2. Informal and Formal Design Reviews
Educator: Micah Lande, The Polytechnic School’s Engineering Program
Context: In-class; Use-Inspire Design Project II
Keywords: design projects, design reviews, design process, design thinking, educator feedback, user-centered design, project-based classes (PBL)
Student Activity Time: 5-10 minutes in class
Throughout various design projects, students reflected on their work in design reviews.
Introducing the Reflection Activity
In a sophomore engineering design course focused on user centered design, students worked in groups to design the future of outdoor play. Throughout the course, the educator engaged students in continual reflection about their project through design reviews. The purpose of this reflection activity was for students to move beyond simply building something, but to answer questions related to the entire process of design ideation through prototype and fabrication. There is a skill that develops when learners take an imagined idea, build it, and communicate about the design process.
In this course, students engaged in an ambiguous design problem for their class projects—design the future of outdoor play. In shorter warm-up projects, students first designed for themselves, then in the second project they designed for someone who was similar to them (e.g., a roommate). Students were then required to participate in a third iteration during which, they designed for someone unlike themselves. The organization and unique steps of this project helped support students’ engagement in the design process.

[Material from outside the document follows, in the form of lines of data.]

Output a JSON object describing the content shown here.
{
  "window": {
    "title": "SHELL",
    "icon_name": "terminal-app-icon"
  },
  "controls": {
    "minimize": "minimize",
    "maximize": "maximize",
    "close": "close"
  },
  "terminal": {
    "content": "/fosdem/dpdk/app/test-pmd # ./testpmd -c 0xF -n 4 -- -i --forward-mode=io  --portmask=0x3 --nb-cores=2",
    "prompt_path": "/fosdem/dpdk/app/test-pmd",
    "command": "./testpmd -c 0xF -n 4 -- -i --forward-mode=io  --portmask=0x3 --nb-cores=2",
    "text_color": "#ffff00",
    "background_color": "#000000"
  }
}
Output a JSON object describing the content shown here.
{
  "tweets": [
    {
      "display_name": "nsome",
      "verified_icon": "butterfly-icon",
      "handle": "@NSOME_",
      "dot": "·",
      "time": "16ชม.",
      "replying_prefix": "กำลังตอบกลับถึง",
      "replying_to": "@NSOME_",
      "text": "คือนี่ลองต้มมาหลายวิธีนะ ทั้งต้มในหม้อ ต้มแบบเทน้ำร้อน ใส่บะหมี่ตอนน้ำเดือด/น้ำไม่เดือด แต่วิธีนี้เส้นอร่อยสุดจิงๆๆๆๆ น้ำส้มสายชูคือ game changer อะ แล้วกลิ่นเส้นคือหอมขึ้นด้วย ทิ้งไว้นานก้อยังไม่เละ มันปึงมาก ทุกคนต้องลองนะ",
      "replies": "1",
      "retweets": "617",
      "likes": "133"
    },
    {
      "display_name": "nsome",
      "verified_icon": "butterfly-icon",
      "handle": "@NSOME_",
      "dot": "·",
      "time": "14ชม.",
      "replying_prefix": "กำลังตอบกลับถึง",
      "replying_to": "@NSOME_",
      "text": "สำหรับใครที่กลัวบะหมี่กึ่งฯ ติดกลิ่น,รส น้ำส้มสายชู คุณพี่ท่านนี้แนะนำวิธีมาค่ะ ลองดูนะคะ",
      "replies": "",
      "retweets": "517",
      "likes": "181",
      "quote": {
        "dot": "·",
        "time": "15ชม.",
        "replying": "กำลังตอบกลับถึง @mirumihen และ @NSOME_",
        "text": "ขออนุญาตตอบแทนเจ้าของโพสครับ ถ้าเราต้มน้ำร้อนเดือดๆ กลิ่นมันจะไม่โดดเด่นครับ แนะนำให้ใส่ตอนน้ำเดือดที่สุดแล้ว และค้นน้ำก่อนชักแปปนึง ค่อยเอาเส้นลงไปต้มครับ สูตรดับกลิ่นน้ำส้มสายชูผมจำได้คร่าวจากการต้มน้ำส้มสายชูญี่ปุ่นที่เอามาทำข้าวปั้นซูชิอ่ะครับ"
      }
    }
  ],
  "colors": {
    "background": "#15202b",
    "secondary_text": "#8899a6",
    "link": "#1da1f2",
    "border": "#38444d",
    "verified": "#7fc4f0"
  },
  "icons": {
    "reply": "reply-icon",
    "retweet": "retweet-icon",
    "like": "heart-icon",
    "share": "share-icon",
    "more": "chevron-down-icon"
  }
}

Throughout these projects, the educator used informal and more formal benchmarking design reviews as a mentoring technique to engage students in the iterative aspect of the design process. These design reviews took place in class as students worked on their projects and manifested in different formats. Sometimes, the educator walked around engaging students in a design review, asking them reflective questions. Other times, these design reviews took place at the start of class. The educator asked each group to present an update to the class about their project. Sometimes these design reviews looked like a culminating conversation with each team before they wrote their final project paper. The kinds of questions asked in the design review included: what did you do what did you learn, and what are you going to do next?
In terms of outcomes, the purpose of scaffolding the reflection conversation throughout the course was to engender reflective thinking, so that as students engaged in the design process could use reflection in their own design process. It was possible by engaging in this design process and design review, that students developed a judgment of how to most effectively use their talents and skills to succeed in their projects. As a result, students identify what their process and steps are in the design process and how to use those to accomplish a design project. Finally, it was possible that by engaging in reflection, students may have engaged in their project activities in more mindful ways. Through engaging in the reflection activity, the educator hopes that students become more aware of balancing the product and process.
Recreating the Reflection Activity
|1||Engage students in choosing a design project they are interested in and motivated to solve.|
|2||Scaffold informal design reviews throughout the design project.|
|3||Iterate on the design process—rinse and repeat.|
|In the words of the Educator: Tips and Inspiration|
Ask students a variety of questions. I think there is a host of ways in which you could ask these questions. It’s important to listen to students and dynamically ask questions based on what you hear from the students.
Be prepared to give students constructive criticism. When engaging students in design reviews, it’s important to start with something positive to give them a moral boost. Then based on what you hear in their design review, be prepared to help students move forward with their projects—asking constructive criticism questions.
What was the inspiration for the reflection activity? Engaging students in design reviews makes the class more interesting for the educator. Having students do open ended projects where they might be constrained to, “these are the learning constraints for this class.” If they are unbounded, they come up with ideas that are more useful to them, they are more curious about, or more individually motivated about. If the students are allowed to diverge from a specific plan, they often surprise him.